Charlie Whitehead and Rob Liguz on working at Waterland Private Equity

14 January 2021 5 min. read

Charlie Whitehead and Rob Liguz both joined Manchester-based Waterland Private Equity in 2020, making the move from strategy consulting and investment banking. The two Associates discuss their experience of working through Covid-19 and offer some insight for those seeking to break into the fiercely competitive private equity industry.

Could you each tell us a little bit about yourselves and how you ended up working in private equity?

Rob: I started my career in banking working across strategy, corporate credit and later M&A focused roles. As an M&A analyst, I advised on several private mid-market transactions and found working with these clients, on these deals, particularly rewarding. Early in my career, it’s great to experience working closely with management teams on the strategic development of their businesses.

While I did love my time as an M&A advisor [at GCA Altium], engagements with companies and management teams largely conclude once the deal is signed. I found myself keen to help build businesses and contribute to their ongoing successes; and felt private equity and Waterland was the best place to achieve that.

Charlie Whitehead and Rob Liguz, Waterland Private Equity

Charlie: I was on secondment to Waterland for a month from my previous employer [CIL Management Consultants], where I worked as a strategy consultant. Like Rob, I ended up attending one of Waterland’s breakfast sessions. I was interested in their heritage and their European presence. I liked how they did things differently, focusing on off-market transactions and sourcing their own deals, thinking about market perspectives and interesting niches to invest in, rather than chasing deals that the advisers were bringing to them.

Culture has been critical during the pandemic

Rob: Despite the pandemic and the challenges that it’s brought, the culture amongst the team has been really positive. The focus has been on helping our portfolio companies navigate the current environment but there’s also a real buzz around new ideas and opportunities. We’ve a very flat structure and other team members are supportive of our personal development. We get regular iterative feedback and plenty of development opportunities and chances to get involved in areas we might not previously have had experience.

The entire office also sits and eats lunch together every day, which often makes for great debate and helps create a really enjoyable working environment where junior professionals are encouraged to engage with colleagues of all levels and get stuck in.

Charlie: I would describe Waterland’s culture as collaborative, curious and open, with a strong interest in holistic development of staff at all levels of the organisation. It’s also a lot of fun. We meet up at least twice a year as an organisation in the European cities where Waterland has a presence and there’s opportunity (at least pre-Covid and lockdowns) to travel to different offices around Europe.

Waterland also set up a ‘buddy’ system which has really helped with lockdown and remote working. Under the programme, junior team members are paired up with a more senior colleague in another office, who make sure you’ve been properly onboarded and looked after. Mine’s in the Netherlands and Rob’s is in Belgium.

Life doesn’t centre around London

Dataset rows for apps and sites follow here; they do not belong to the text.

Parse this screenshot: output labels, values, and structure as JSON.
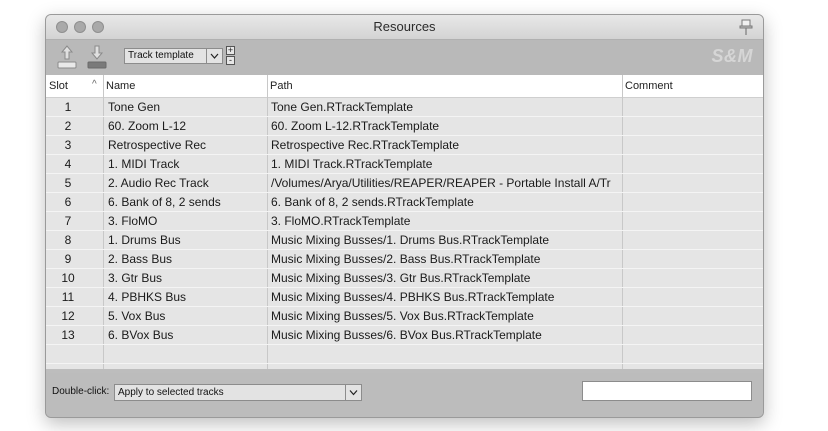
{
  "window": {
    "title": "Resources"
  },
  "toolbar": {
    "resource_type": "Track template",
    "plus_label": "+",
    "minus_label": "-",
    "logo_text": "S&M"
  },
  "table": {
    "columns": {
      "slot": "Slot",
      "name": "Name",
      "path": "Path",
      "comment": "Comment"
    },
    "sort_indicator": "^",
    "rows": [
      {
        "slot": "1",
        "name": "Tone Gen",
        "path": "Tone Gen.RTrackTemplate",
        "comment": ""
      },
      {
        "slot": "2",
        "name": "60. Zoom L-12",
        "path": "60. Zoom L-12.RTrackTemplate",
        "comment": ""
      },
      {
        "slot": "3",
        "name": "Retrospective Rec",
        "path": "Retrospective Rec.RTrackTemplate",
        "comment": ""
      },
      {
        "slot": "4",
        "name": "1. MIDI Track",
        "path": "1. MIDI Track.RTrackTemplate",
        "comment": ""
      },
      {
        "slot": "5",
        "name": "2. Audio Rec Track",
        "path": "/Volumes/Arya/Utilities/REAPER/REAPER - Portable Install A/Tr",
        "comment": ""
      },
      {
        "slot": "6",
        "name": "6. Bank of 8, 2 sends",
        "path": "6. Bank of 8, 2 sends.RTrackTemplate",
        "comment": ""
      },
      {
        "slot": "7",
        "name": "3. FloMO",
        "path": "3. FloMO.RTrackTemplate",
        "comment": ""
      },
      {
        "slot": "8",
        "name": "1. Drums Bus",
        "path": "Music Mixing Busses/1. Drums Bus.RTrackTemplate",
        "comment": ""
      },
      {
        "slot": "9",
        "name": "2. Bass Bus",
        "path": "Music Mixing Busses/2. Bass Bus.RTrackTemplate",
        "comment": ""
      },
      {
        "slot": "10",
        "name": "3. Gtr Bus",
        "path": "Music Mixing Busses/3. Gtr Bus.RTrackTemplate",
        "comment": ""
      },
      {
        "slot": "11",
        "name": "4. PBHKS Bus",
        "path": "Music Mixing Busses/4. PBHKS Bus.RTrackTemplate",
        "comment": ""
      },
      {
        "slot": "12",
        "name": "5. Vox Bus",
        "path": "Music Mixing Busses/5. Vox Bus.RTrackTemplate",
        "comment": ""
      },
      {
        "slot": "13",
        "name": "6. BVox Bus",
        "path": "Music Mixing Busses/6. BVox Bus.RTrackTemplate",
        "comment": ""
      },
      {
        "slot": "",
        "name": "",
        "path": "",
        "comment": ""
      }
    ]
  },
  "bottom": {
    "double_click_label": "Double-click:",
    "double_click_action": "Apply to selected tracks",
    "filter_value": ""
  },
  "colors": {
    "window_bg": "#bdbdbd",
    "table_bg": "#e5e5e5",
    "logo": "#d6d6d6"
  },
  "icons": [
    "pin-icon",
    "load-up-icon",
    "save-down-icon",
    "chevron-down-icon"
  ]
}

Charlie: Coming to live in the North West was a bit of a punt. I enjoyed London but Manchester is a big city that’s growing fast, and with a real buzz. It’s accessible, and London is just two hours away by train so I can stay connected with my friends there while exploring a new life up here. The cost of living is cheaper and we’re surrounded by countryside – I get a great view of the Peak District from my office window. I’ve gained so much without losing much.

Rob: I was also quite cautious at the prospect of leaving Canary Wharf and returning to Manchester, where I studied – but I love it here. It’s a great city with a really strong and close-knit professional community. I also have a better work-life balance, helped by a very short commute and the absence of ‘face-time culture’ requiring you to remain in the office till late.

Itching to go in 2021

Rob: We just raised our eighth fund, bringing another €2.5 billion to partner with new companies, and there’s real excitement about that. We’re all full of ideas and views on deployment and the kind of companies we might partner with.

Charlie: I completely agree, we’re all very keen to get back to normal. We’re in a very future-focused business and I think it’s fair to say that one of the things we most enjoy doing is speaking with colleagues or company management on our plans for the future and how we might realise them.

How to break into private equity

Rob: If you’re interested in a career in private equity, think about how you can develop a well-rounded skillset that would make you a good investor. Naturally, there are industries that typically get you closer to this, like banking or consulting, but there are other ways to build that skillset which can be pursued.

Waterland, for example, focusses on real-world business experience and has hired numerous entrepreneurs and individuals that have helped build businesses. At the core, we want people who know first-hand what we’re trying to achieve with the companies we partner with.

Charlie: On top of that, I’d say its key to be intellectually curious, persistent, resilient, and self-aware. You’ll also be expected to demonstrate excellent quantitative skills, but also the ability to marry that up with the outward-looking responsibilities and the soft-skills that are critical to our work – like knowing how to network effectively and build relationships with advisors and business owners.